Walking along Tian’anmen square at night is an interesting experience. Everything along the vast and empty square is well-lit. As in most places in Beijing, there are guards and scanners at the main entry points: you put your backpack or handbag through the scanner, at night there was no pat down.
At the center of the square is the brightly lit up mausoleum of Mao Zedong. There seemed to be no entrance to the square at night. I did not explore this thoroughly, but if there was, then I’m sure I would have spotted some tourists at the mausoleum. There were none.
When you walk north towards the gate of heavenly peace (Tian=heaven ‘an=peace men=gate), you have to cross the wide Chang’an avenue. It is easy to walk east, skirting the national museum until you get to the entrance of the pedestrian underpass. You emerge near Tian’anmen.
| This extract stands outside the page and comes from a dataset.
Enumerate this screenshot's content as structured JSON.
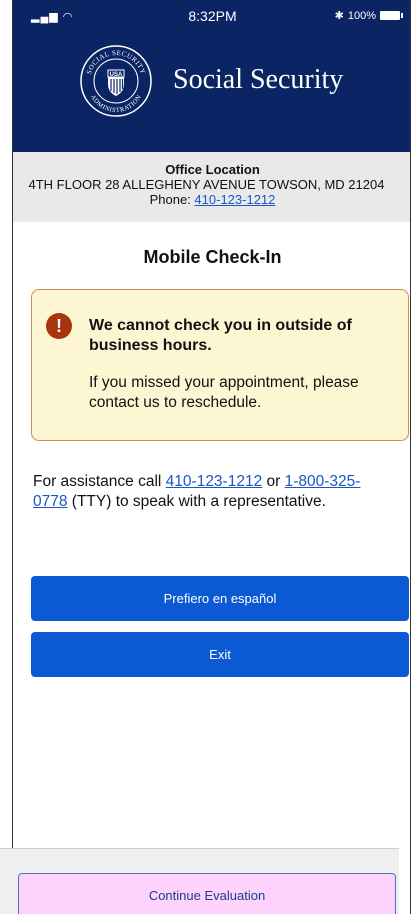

The bright red walls, the iconic gate under a tiled roof with upturned corners, the gate with its massive portrait of Mao, the honor guard whose faces are impassive and stony as tourists click selfies with them, are among the most photographed sights in China. In spite of the gate and square being a symbol of the state, the atmosphere is distinctly relaxed. The panorama above was taken from the north-west corner of the square, and has the Tian’anmen at the left, the national museum in the middle, and Mao’s mausoleum to the right.
The lights go off at 10, and the subway gets pretty packed then.